Well, in the book I talk about the fundamental problem we have in some of the politics we see today is the inability to accept reality, or facts.  Whether individually or socially, the inability to accept facts begins to sow disbelief and resentment.  And then it goes deeper and deeper and we see it play out in various arenas today.  We also see it in everyday life.  Sometimes non-acceptance of facts and reality can end in actual depression.  That happened with my mother who couldn’t accept my father’s death and it was very challenging.

In the book I spend a lot of time illustrating what happens when people are unable to accept the fundamental rules of engagement-- and we all have those whether they’re in the corporate environment, within a marriage, or at Town Hall.

So, the art, if you will, of conscious conversations and the message in your book is that by being aware of how we communicate, we can all have a better outcome.

Yes, awareness and consciousness in conversations drive self-awareness and collaboration. And

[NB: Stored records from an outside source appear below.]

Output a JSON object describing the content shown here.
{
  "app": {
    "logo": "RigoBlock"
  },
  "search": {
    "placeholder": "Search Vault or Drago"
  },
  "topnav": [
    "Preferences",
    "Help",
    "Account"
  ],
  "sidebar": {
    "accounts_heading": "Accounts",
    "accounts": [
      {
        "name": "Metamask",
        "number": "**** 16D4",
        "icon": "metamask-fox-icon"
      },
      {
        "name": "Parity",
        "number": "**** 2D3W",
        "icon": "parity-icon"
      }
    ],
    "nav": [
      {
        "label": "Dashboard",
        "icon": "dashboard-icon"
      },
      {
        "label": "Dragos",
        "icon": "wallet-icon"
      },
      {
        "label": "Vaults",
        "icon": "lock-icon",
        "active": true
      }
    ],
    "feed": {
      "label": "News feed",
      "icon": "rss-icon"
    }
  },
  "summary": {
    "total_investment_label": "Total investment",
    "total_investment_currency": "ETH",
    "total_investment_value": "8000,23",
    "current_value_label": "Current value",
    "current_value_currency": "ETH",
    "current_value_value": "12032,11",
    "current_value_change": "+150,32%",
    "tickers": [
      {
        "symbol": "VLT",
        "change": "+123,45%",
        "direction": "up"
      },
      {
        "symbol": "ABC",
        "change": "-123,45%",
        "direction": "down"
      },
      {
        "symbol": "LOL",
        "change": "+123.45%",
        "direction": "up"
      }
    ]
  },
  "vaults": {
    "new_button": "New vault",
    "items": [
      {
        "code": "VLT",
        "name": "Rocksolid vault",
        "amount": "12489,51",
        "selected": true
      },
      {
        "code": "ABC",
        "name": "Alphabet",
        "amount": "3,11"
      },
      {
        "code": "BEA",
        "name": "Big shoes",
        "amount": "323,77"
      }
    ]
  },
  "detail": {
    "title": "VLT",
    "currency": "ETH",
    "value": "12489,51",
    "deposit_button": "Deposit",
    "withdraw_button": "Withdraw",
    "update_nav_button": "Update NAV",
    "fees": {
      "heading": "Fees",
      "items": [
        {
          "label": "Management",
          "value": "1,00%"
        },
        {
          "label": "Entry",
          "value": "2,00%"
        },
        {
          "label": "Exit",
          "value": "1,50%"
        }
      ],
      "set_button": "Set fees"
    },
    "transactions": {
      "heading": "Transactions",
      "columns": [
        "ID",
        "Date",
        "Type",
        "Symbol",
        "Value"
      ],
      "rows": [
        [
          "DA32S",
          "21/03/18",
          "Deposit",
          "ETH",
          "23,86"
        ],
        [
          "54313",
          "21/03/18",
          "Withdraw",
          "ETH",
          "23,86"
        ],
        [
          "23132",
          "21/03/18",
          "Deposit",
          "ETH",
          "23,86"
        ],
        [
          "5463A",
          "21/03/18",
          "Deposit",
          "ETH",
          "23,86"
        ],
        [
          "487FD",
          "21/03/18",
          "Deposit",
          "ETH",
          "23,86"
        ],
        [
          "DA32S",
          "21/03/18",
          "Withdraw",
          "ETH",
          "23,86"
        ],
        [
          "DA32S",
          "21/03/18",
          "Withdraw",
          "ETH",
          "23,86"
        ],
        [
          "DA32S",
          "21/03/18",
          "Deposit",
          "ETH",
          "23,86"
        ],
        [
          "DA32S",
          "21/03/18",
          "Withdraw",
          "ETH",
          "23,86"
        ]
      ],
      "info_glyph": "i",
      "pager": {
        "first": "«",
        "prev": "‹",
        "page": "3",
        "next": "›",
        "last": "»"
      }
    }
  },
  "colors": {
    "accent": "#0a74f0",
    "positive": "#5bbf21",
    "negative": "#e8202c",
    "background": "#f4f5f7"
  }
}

the last two – the creativity and commitments conversations – offer their own benefits. The creative conversation expands or thinking, and the commitment conversation insures smarter decisions.  Your position might not always be the winner, but ultimately, we all benefit from engaging in conversations more consciously. Everybody wins.  

Thanks Chuck.  These are great insights for business, Town Meeting, and the Thanksgiving table.

Thank you.

Chuck Wisner’s The Art of Conscious Conversations: Transforming How We Talk, Listen, and Interact is available now.  Ask for it at The Book Shop of Beverly Farms or Dogtown Books.  Or, if you must, order it on Amazon.

chuck wisner, author, erika brown